[[ Supplied material, beginning ]]

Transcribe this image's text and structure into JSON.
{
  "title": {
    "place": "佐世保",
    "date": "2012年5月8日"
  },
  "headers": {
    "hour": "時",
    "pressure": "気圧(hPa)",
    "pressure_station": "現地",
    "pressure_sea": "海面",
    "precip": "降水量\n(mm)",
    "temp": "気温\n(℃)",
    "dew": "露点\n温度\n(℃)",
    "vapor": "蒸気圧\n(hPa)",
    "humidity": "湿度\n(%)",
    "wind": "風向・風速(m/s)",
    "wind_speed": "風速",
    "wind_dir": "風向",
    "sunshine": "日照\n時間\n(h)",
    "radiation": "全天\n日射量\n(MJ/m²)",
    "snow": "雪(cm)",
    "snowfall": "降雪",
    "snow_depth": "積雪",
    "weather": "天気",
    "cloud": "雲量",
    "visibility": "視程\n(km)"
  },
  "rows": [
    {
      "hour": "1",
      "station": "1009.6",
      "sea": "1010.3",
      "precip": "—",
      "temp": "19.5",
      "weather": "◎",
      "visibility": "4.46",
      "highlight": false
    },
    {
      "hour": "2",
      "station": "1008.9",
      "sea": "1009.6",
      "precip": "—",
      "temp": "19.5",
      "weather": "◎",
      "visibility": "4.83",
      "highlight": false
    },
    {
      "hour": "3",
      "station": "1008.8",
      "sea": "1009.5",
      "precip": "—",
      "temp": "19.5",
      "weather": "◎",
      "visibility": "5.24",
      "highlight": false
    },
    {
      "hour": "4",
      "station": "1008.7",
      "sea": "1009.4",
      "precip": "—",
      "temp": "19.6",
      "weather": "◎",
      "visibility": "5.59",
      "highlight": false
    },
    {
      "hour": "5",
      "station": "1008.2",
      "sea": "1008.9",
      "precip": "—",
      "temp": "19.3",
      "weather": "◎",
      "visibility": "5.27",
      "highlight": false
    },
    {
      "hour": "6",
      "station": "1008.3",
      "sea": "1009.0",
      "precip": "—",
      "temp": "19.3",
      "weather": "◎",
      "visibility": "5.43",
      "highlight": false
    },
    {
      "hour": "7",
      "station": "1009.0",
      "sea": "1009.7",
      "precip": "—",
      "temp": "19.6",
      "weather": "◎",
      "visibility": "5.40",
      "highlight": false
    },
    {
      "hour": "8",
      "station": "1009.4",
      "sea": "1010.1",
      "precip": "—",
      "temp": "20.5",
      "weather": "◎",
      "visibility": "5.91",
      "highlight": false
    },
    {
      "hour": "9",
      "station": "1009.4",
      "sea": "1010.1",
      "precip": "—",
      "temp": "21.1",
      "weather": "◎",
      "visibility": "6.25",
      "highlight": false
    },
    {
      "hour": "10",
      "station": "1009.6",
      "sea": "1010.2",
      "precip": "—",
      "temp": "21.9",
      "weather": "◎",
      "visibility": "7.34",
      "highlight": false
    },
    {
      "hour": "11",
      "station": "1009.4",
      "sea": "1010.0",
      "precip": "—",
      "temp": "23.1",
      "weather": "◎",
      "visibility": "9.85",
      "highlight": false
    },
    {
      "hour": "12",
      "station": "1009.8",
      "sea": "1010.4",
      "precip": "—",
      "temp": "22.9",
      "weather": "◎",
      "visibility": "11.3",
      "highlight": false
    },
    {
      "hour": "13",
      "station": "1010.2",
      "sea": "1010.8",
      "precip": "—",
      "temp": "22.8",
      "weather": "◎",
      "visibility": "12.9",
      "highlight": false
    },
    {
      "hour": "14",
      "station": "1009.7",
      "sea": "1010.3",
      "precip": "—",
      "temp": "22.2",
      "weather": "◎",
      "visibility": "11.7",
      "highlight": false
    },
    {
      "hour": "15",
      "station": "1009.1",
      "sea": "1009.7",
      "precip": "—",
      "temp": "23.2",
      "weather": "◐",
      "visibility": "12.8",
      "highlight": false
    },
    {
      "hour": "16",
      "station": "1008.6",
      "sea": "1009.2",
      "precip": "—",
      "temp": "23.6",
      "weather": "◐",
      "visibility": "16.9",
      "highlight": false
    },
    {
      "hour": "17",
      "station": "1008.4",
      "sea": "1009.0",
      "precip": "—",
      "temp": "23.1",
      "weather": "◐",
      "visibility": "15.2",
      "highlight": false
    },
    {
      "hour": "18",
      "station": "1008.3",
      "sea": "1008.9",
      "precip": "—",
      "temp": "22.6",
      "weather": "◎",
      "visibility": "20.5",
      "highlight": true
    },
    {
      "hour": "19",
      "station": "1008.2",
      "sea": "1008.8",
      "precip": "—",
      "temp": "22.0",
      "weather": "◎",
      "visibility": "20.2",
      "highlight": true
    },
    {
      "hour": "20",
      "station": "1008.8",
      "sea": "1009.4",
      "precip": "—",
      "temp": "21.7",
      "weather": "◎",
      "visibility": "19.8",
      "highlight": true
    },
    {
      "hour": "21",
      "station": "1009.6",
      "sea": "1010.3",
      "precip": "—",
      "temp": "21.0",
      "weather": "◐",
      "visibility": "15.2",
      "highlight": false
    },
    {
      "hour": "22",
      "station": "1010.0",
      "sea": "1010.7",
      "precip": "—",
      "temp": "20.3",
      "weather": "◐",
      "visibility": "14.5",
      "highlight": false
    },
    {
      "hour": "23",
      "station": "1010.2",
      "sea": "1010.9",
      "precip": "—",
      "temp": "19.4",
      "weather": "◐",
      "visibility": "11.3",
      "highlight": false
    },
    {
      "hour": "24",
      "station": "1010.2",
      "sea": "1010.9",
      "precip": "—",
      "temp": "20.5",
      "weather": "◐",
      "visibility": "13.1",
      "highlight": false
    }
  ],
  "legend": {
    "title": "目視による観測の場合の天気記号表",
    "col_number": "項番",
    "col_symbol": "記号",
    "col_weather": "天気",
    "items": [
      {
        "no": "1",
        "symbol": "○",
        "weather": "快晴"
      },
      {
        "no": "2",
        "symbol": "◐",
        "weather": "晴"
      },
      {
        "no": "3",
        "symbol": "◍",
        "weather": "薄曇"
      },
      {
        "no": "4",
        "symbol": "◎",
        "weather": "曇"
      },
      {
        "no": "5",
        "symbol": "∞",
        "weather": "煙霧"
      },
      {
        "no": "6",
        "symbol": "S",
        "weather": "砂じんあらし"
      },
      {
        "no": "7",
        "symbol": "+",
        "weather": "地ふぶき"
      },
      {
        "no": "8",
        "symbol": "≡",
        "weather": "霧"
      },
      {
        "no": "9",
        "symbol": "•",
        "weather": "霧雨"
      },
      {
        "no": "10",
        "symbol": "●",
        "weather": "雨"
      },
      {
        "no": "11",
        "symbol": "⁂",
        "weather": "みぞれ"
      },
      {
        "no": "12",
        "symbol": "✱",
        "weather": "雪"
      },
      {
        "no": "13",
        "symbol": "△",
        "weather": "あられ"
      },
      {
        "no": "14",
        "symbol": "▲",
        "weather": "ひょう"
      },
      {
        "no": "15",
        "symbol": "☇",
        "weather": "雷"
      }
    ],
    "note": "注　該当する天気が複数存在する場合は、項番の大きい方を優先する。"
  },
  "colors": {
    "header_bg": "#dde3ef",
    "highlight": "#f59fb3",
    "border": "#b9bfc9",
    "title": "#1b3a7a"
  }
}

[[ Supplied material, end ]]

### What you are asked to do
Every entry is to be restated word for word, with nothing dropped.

### The completed task
Transcribe this image's text and structure into JSON.
{
  "title": {
    "place": "佐世保",
    "date": "2012年5月8日"
  },
  "headers": {
    "hour": "時",
    "pressure": "気圧(hPa)",
    "pressure_station": "現地",
    "pressure_sea": "海面",
    "precip": "降水量\n(mm)",
    "temp": "気温\n(℃)",
    "dew": "露点\n温度\n(℃)",
    "vapor": "蒸気圧\n(hPa)",
    "humidity": "湿度\n(%)",
    "wind": "風向・風速(m/s)",
    "wind_speed": "風速",
    "wind_dir": "風向",
    "sunshine": "日照\n時間\n(h)",
    "radiation": "全天\n日射量\n(MJ/m²)",
    "snow": "雪(cm)",
    "snowfall": "降雪",
    "snow_depth": "積雪",
    "weather": "天気",
    "cloud": "雲量",
    "visibility": "視程\n(km)"
  },
  "rows": [
    {
      "hour": "1",
      "station": "1009.6",
      "sea": "1010.3",
      "precip": "—",
      "temp": "19.5",
      "weather": "◎",
      "visibility": "4.46",
      "highlight": false
    },
    {
      "hour": "2",
      "station": "1008.9",
      "sea": "1009.6",
      "precip": "—",
      "temp": "19.5",
      "weather": "◎",
      "visibility": "4.83",
      "highlight": false
    },
    {
      "hour": "3",
      "station": "1008.8",
      "sea": "1009.5",
      "precip": "—",
      "temp": "19.5",
      "weather": "◎",
      "visibility": "5.24",
      "highlight": false
    },
    {
      "hour": "4",
      "station": "1008.7",
      "sea": "1009.4",
      "precip": "—",
      "temp": "19.6",
      "weather": "◎",
      "visibility": "5.59",
      "highlight": false
    },
    {
      "hour": "5",
      "station": "1008.2",
      "sea": "1008.9",
      "precip": "—",
      "temp": "19.3",
      "weather": "◎",
      "visibility": "5.27",
      "highlight": false
    },
    {
      "hour": "6",
      "station": "1008.3",
      "sea": "1009.0",
      "precip": "—",
      "temp": "19.3",
      "weather": "◎",
      "visibility": "5.43",
      "highlight": false
    },
    {
      "hour": "7",
      "station": "1009.0",
      "sea": "1009.7",
      "precip": "—",
      "temp": "19.6",
      "weather": "◎",
      "visibility": "5.40",
      "highlight": false
    },
    {
      "hour": "8",
      "station": "1009.4",
      "sea": "1010.1",
      "precip": "—",
      "temp": "20.5",
      "weather": "◎",
      "visibility": "5.91",
      "highlight": false
    },
    {
      "hour": "9",
      "station": "1009.4",
      "sea": "1010.1",
      "precip": "—",
      "temp": "21.1",
      "weather": "◎",
      "visibility": "6.25",
      "highlight": false
    },
    {
      "hour": "10",
      "station": "1009.6",
      "sea": "1010.2",
      "precip": "—",
      "temp": "21.9",
      "weather": "◎",
      "visibility": "7.34",
      "highlight": false
    },
    {
      "hour": "11",
      "station": "1009.4",
      "sea": "1010.0",
      "precip": "—",
      "temp": "23.1",
      "weather": "◎",
      "visibility": "9.85",
      "highlight": false
    },
    {
      "hour": "12",
      "station": "1009.8",
      "sea": "1010.4",
      "precip": "—",
      "temp": "22.9",
      "weather": "◎",
      "visibility": "11.3",
      "highlight": false
    },
    {
      "hour": "13",
      "station": "1010.2",
      "sea": "1010.8",
      "precip": "—",
      "temp": "22.8",
      "weather": "◎",
      "visibility": "12.9",
      "highlight": false
    },
    {
      "hour": "14",
      "station": "1009.7",
      "sea": "1010.3",
      "precip": "—",
      "temp": "22.2",
      "weather": "◎",
      "visibility": "11.7",
      "highlight": false
    },
    {
      "hour": "15",
      "station": "1009.1",
      "sea": "1009.7",
      "precip": "—",
      "temp": "23.2",
      "weather": "◐",
      "visibility": "12.8",
      "highlight": false
    },
    {
      "hour": "16",
      "station": "1008.6",
      "sea": "1009.2",
      "precip": "—",
      "temp": "23.6",
      "weather": "◐",
      "visibility": "16.9",
      "highlight": false
    },
    {
      "hour": "17",
      "station": "1008.4",
      "sea": "1009.0",
      "precip": "—",
      "temp": "23.1",
      "weather": "◐",
      "visibility": "15.2",
      "highlight": false
    },
    {
      "hour": "18",
      "station": "1008.3",
      "sea": "1008.9",
      "precip": "—",
      "temp": "22.6",
      "weather": "◎",
      "visibility": "20.5",
      "highlight": true
    },
    {
      "hour": "19",
      "station": "1008.2",
      "sea": "1008.8",
      "precip": "—",
      "temp": "22.0",
      "weather": "◎",
      "visibility": "20.2",
      "highlight": true
    },
    {
      "hour": "20",
      "station": "1008.8",
      "sea": "1009.4",
      "precip": "—",
      "temp": "21.7",
      "weather": "◎",
      "visibility": "19.8",
      "highlight": true
    },
    {
      "hour": "21",
      "station": "1009.6",
      "sea": "1010.3",
      "precip": "—",
      "temp": "21.0",
      "weather": "◐",
      "visibility": "15.2",
      "highlight": false
    },
    {
      "hour": "22",
      "station": "1010.0",
      "sea": "1010.7",
      "precip": "—",
      "temp": "20.3",
      "weather": "◐",
      "visibility": "14.5",
      "highlight": false
    },
    {
      "hour": "23",
      "station": "1010.2",
      "sea": "1010.9",
      "precip": "—",
      "temp": "19.4",
      "weather": "◐",
      "visibility": "11.3",
      "highlight": false
    },
    {
      "hour": "24",
      "station": "1010.2",
      "sea": "1010.9",
      "precip": "—",
      "temp": "20.5",
      "weather": "◐",
      "visibility": "13.1",
      "highlight": false
    }
  ],
  "legend": {
    "title": "目視による観測の場合の天気記号表",
    "col_number": "項番",
    "col_symbol": "記号",
    "col_weather": "天気",
    "items": [
      {
        "no": "1",
        "symbol": "○",
        "weather": "快晴"
      },
      {
        "no": "2",
        "symbol": "◐",
        "weather": "晴"
      },
      {
        "no": "3",
        "symbol": "◍",
        "weather": "薄曇"
      },
      {
        "no": "4",
        "symbol": "◎",
        "weather": "曇"
      },
      {
        "no": "5",
        "symbol": "∞",
        "weather": "煙霧"
      },
      {
        "no": "6",
        "symbol": "S",
        "weather": "砂じんあらし"
      },
      {
        "no": "7",
        "symbol": "+",
        "weather": "地ふぶき"
      },
      {
        "no": "8",
        "symbol": "≡",
        "weather": "霧"
      },
      {
        "no": "9",
        "symbol": "•",
        "weather": "霧雨"
      },
      {
        "no": "10",
        "symbol": "●",
        "weather": "雨"
      },
      {
        "no": "11",
        "symbol": "⁂",
        "weather": "みぞれ"
      },
      {
        "no": "12",
        "symbol": "✱",
        "weather": "雪"
      },
      {
        "no": "13",
        "symbol": "△",
        "weather": "あられ"
      },
      {
        "no": "14",
        "symbol": "▲",
        "weather": "ひょう"
      },
      {
        "no": "15",
        "symbol": "☇",
        "weather": "雷"
      }
    ],
    "note": "注　該当する天気が複数存在する場合は、項番の大きい方を優先する。"
  },
  "colors": {
    "header_bg": "#dde3ef",
    "highlight": "#f59fb3",
    "border": "#b9bfc9",
    "title": "#1b3a7a"
  }
}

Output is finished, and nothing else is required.